◆ Task goal ◆
The lines to copy are those with "true" in them. Pull each one from the entries below.

━━━ Exercise data ━━━

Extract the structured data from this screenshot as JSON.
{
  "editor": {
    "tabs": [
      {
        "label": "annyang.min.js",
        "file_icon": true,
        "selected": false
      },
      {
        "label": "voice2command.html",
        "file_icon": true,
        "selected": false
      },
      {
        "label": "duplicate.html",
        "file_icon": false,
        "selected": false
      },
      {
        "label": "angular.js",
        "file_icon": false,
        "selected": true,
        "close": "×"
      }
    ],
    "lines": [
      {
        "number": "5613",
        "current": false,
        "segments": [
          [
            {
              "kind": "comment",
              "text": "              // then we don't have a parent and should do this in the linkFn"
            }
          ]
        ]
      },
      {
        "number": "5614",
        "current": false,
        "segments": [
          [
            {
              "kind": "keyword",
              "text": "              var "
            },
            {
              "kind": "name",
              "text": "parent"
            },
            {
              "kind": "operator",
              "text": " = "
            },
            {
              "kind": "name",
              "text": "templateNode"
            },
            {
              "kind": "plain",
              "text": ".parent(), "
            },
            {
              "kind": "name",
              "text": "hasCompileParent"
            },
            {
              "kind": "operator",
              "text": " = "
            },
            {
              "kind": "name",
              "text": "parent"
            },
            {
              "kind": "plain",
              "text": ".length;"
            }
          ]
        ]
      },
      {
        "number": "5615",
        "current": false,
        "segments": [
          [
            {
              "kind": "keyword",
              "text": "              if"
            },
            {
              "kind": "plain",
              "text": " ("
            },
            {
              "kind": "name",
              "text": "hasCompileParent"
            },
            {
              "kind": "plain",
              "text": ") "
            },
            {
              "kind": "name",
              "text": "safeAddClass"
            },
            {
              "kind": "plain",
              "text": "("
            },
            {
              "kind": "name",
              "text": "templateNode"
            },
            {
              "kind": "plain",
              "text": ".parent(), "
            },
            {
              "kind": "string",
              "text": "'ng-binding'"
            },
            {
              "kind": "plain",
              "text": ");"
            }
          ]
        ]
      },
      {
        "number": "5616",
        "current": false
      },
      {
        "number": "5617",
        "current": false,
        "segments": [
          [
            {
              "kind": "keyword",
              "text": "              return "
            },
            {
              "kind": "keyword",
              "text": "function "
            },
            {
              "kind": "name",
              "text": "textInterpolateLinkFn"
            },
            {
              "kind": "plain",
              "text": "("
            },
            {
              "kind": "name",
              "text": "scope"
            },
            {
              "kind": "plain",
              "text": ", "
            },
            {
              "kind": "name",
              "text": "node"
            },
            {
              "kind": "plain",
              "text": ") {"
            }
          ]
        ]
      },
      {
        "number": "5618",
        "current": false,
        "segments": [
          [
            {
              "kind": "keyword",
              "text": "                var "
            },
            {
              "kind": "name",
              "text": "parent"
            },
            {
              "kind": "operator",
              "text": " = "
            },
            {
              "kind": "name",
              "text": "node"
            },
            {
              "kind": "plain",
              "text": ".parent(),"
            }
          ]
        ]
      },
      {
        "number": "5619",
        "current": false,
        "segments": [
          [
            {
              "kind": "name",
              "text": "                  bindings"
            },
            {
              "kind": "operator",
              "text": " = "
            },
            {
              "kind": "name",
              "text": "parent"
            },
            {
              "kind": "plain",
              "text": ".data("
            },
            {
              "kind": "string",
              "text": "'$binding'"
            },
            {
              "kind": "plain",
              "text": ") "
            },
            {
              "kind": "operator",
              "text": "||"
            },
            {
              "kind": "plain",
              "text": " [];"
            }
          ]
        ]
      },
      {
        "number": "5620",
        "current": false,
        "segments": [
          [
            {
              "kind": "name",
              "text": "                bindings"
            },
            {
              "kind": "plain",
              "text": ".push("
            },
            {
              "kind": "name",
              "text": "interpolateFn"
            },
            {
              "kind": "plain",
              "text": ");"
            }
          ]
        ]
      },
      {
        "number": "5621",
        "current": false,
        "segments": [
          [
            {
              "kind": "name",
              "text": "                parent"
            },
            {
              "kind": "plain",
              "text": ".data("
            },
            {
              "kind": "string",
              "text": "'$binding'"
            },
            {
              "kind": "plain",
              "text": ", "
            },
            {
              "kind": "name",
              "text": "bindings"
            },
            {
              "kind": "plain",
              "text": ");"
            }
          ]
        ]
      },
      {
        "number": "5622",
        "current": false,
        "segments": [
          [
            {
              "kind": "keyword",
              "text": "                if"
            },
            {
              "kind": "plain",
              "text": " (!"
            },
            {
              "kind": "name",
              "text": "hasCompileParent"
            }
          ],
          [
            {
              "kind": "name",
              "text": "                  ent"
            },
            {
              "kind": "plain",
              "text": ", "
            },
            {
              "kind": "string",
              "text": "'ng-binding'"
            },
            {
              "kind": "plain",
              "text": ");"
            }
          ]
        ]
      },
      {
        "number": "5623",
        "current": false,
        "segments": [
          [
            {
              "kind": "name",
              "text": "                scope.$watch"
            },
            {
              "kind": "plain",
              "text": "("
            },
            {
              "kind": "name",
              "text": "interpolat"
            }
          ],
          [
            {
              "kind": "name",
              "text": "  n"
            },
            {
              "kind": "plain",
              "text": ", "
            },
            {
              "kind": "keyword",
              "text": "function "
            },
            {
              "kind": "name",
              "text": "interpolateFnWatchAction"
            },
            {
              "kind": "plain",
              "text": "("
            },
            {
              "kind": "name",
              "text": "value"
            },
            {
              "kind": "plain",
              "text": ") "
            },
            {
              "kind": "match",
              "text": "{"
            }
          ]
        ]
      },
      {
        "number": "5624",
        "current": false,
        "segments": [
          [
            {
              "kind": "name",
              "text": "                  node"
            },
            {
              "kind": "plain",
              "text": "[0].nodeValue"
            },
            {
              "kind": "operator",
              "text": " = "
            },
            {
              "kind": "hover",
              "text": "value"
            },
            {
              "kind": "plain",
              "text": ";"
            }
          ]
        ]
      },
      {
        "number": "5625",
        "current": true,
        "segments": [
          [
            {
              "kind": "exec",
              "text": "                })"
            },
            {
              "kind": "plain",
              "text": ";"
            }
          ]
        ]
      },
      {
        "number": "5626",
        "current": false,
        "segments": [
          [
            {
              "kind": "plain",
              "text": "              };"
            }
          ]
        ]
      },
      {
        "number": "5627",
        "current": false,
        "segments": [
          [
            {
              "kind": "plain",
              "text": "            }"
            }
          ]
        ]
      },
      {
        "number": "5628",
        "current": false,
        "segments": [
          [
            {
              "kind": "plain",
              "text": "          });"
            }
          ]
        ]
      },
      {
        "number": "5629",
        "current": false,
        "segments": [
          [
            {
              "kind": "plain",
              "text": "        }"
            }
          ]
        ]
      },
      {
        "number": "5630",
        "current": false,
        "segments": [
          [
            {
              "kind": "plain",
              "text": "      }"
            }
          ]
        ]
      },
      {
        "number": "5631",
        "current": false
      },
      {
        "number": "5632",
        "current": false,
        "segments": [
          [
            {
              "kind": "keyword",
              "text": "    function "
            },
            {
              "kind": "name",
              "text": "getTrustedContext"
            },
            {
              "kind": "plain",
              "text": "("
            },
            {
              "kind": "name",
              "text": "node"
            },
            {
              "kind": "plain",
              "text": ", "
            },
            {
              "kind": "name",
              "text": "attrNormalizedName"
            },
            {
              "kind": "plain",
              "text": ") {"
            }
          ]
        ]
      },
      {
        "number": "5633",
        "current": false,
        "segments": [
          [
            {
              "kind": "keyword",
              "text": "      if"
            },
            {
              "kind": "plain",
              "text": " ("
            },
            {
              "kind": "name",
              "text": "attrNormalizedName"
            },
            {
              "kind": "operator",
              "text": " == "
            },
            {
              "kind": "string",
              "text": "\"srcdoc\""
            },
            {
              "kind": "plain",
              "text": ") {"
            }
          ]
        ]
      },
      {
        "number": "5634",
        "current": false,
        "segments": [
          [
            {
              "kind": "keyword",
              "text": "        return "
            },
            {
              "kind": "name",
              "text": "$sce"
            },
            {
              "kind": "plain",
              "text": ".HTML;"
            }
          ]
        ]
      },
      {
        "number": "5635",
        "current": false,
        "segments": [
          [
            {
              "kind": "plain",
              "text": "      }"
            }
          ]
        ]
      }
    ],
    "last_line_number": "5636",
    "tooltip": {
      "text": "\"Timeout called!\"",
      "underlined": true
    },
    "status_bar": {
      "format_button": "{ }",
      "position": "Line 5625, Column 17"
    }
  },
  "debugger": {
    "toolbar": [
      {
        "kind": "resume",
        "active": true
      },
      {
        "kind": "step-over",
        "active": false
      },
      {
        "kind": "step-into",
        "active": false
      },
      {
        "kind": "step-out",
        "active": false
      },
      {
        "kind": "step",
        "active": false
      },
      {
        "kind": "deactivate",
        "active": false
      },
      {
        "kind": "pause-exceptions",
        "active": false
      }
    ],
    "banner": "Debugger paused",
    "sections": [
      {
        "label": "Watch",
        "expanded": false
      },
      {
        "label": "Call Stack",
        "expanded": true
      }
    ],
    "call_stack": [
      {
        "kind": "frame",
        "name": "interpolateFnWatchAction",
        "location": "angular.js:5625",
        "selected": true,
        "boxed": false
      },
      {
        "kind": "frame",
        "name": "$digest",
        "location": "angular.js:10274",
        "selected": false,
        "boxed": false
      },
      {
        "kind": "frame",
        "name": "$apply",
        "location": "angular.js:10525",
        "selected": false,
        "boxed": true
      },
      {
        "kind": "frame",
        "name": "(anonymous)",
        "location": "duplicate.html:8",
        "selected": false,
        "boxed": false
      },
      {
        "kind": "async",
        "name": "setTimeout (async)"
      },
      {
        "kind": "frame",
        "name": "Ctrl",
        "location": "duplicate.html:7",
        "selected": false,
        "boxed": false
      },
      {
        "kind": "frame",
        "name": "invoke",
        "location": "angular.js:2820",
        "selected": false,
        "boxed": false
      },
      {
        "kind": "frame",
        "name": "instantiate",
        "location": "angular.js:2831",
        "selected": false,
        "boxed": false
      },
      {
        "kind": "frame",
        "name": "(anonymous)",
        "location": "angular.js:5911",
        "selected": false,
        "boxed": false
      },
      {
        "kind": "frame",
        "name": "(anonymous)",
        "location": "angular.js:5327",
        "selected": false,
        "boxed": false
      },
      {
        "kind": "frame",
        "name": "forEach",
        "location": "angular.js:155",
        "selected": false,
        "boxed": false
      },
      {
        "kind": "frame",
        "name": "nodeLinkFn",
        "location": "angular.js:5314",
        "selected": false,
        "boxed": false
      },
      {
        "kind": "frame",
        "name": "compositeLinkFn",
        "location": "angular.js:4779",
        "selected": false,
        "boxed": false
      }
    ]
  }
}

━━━

◆ Response below ◆
        "file_icon": true,
        "file_icon": true,
        "selected": true,
        "current": true,
      "underlined": true
        "active": true
        "expanded": true
        "selected": true,
        "boxed": true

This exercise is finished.